A clean win for Red Bull’s second F1 team in the first round brings the competitive spirit of Max up to boiling temperature as he aims for a win in the second ‘Delivery Driver’ round. Well, ‘aim’ might not be the most appropriate verb since the standing world champion and current top-ranking in the 2023 season must drive blindfolded.
This is a test of communication, teamwork, and driving mastery since the trucks are stacked with boxes that must stay in the Hondas’ beds the entire length of the obstacle course. Oh yes, this is also a go-around-walls challenge, with the copilot giving the driver precise instructions on how, where, and when to steer, when to accelerate, and when to brake.
Each lost box means a two-second penalty. Alphatauri – with Liam Lawson steering and stepping on the pedals and Yuki Tsunoda guiding him with vocal instructions – stumbles over the finish line with a heavy 22-second handicap. That’s a pile of 11 crates lost en route (in no small part due to the helping hands from their rivals Max and Checo).
With impeccable verbal communication, the Red Bull pilots glide to the finish line without as much as a hiccup – and with their precious time-costly cargo intact, leveling the odds to a one-all score after the first two rounds.
Naturally, no Japanese TV game show with real cars (be they Kei trucks driven by F1 pilots) is complete without a giant bowling game. A rubber ball and equally oversized pins – nearly seven feet tall (around two meters) – are at the contenders’ disposal. But they must use the Hondas to knock down as many as possible in one roll.
Alphatauri may be down of point on the track, but the duo aces the tenpins challenge with nine against Red Bull’s eight. The current board leaders in the Grand Prix standings complete their frame by slapping down the remaining two, while Yuki Tsunoda makes it look like child’s play when he rams the tiny Honda in the enormous ball to get the last standing pin and the win. Much to Max Verstappen’s uncensored disappointment – his competitiveness is probably matched only by his precision behind the overly complicated F1 steering yoke.

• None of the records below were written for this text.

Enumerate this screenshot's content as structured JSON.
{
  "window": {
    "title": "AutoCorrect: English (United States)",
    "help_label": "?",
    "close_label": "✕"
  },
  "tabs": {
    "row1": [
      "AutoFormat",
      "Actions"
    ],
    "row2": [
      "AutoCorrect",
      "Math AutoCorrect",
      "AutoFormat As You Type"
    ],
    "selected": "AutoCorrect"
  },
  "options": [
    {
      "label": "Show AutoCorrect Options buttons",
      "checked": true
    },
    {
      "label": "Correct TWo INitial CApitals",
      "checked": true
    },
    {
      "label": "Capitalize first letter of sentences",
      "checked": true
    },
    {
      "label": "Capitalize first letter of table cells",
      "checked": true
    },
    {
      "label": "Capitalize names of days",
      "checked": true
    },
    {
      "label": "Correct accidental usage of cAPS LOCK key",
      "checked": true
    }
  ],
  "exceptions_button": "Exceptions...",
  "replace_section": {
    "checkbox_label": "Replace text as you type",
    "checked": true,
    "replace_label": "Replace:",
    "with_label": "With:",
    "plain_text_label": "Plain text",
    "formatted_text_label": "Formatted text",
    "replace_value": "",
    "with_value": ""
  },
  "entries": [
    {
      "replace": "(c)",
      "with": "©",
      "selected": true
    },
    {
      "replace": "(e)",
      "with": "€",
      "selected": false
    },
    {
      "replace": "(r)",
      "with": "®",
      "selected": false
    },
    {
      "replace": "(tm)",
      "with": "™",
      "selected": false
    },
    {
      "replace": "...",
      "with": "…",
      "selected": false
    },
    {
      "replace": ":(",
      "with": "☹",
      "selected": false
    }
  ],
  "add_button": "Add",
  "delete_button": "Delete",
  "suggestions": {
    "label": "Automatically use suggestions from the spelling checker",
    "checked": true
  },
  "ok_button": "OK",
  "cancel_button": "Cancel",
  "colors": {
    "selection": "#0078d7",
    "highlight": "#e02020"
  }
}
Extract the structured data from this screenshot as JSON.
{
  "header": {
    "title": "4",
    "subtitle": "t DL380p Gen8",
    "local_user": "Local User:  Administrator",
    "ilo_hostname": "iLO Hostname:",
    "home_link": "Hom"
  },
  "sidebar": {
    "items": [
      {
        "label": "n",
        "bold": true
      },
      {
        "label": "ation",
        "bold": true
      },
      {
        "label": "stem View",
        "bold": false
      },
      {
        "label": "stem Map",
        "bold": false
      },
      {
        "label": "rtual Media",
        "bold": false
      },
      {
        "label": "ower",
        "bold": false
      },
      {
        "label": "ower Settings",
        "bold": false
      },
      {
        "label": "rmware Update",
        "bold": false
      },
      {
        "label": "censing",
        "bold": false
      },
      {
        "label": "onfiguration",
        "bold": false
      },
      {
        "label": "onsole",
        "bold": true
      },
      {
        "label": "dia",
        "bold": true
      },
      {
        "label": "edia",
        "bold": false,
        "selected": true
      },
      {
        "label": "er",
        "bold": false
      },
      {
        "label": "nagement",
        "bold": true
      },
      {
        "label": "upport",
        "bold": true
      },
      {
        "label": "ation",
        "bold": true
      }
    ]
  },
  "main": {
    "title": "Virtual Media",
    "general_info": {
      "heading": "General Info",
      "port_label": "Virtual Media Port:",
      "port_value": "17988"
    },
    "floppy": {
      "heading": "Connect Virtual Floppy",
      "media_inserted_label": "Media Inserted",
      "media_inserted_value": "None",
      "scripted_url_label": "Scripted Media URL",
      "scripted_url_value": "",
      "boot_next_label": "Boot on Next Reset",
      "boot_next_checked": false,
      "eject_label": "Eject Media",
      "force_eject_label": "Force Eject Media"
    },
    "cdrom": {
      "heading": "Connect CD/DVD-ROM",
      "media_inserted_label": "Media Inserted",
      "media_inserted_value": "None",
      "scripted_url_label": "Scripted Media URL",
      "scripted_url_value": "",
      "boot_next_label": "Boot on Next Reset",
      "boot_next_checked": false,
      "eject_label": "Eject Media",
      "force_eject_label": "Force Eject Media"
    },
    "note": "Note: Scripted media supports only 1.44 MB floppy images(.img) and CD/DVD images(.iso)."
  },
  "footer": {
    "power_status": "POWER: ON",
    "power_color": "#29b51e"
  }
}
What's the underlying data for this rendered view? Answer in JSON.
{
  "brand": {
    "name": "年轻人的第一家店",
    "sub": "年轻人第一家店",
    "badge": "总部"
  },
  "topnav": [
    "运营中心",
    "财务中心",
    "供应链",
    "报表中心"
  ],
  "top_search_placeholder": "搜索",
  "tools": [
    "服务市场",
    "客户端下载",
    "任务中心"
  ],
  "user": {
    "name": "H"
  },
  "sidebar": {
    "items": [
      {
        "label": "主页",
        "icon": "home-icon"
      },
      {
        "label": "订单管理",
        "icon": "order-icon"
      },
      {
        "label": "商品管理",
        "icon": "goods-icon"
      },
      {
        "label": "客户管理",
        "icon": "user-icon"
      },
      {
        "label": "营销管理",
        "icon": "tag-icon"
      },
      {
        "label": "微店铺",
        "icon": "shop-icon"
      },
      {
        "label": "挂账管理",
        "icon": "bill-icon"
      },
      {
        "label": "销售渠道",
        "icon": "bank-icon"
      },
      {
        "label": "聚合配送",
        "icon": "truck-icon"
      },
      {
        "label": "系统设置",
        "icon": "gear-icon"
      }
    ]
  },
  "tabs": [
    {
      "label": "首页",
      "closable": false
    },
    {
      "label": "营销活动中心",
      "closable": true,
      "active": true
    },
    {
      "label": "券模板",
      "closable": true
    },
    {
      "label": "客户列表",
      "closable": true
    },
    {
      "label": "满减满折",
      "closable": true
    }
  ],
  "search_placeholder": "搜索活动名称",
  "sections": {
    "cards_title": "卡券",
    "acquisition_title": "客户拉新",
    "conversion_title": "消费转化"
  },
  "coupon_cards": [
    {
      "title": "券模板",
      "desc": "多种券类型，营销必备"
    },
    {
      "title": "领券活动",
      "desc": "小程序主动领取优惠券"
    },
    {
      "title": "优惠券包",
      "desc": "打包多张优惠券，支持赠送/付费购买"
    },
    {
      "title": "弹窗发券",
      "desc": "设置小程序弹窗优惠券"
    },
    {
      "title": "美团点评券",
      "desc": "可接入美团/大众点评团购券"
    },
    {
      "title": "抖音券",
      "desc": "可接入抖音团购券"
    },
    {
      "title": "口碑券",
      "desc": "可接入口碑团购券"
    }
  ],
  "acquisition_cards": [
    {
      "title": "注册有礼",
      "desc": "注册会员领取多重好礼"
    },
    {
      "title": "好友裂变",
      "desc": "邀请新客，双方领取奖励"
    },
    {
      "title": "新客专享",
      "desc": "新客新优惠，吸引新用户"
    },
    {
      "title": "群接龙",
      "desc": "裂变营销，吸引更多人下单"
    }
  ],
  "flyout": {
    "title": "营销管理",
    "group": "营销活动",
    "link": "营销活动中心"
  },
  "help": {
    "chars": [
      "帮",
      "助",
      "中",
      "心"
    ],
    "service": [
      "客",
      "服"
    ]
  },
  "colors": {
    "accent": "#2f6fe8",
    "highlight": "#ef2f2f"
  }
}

The final round is by far the most physically demanding, with both teams starting simultaneously with the trucks’ beds full of boxes. The task is deceptively simple: drive through a wall, then around two more, unload the cargo in a designated area, switch drivers, go around more obstacles, and cross the finish line first.
Being a full-throttle head-to-head race, speed is paramount, so Checo Perez and Liam Lawson floor the mighty 44-hp Hondas. The inertia immediately blasts half the cardboard cubes off the vehicles, but that’s irrelevant. At the drop zone, all racers must get out of the trucks to stack the boxes in the rectangle, then jump in and gun it, weaving past three colorful piles of crates to get to the chequered flag first.
Two-all after four rounds, since the Oracle Red Bull pilots defend their no-speed-limit honor and win the closing round of this hilarious race. It’s far from surprising; they’ve been practicing it all season, with the notable exception of the Singapore GP, where Ferrari claimed the only non-Red Bull victory of 2023.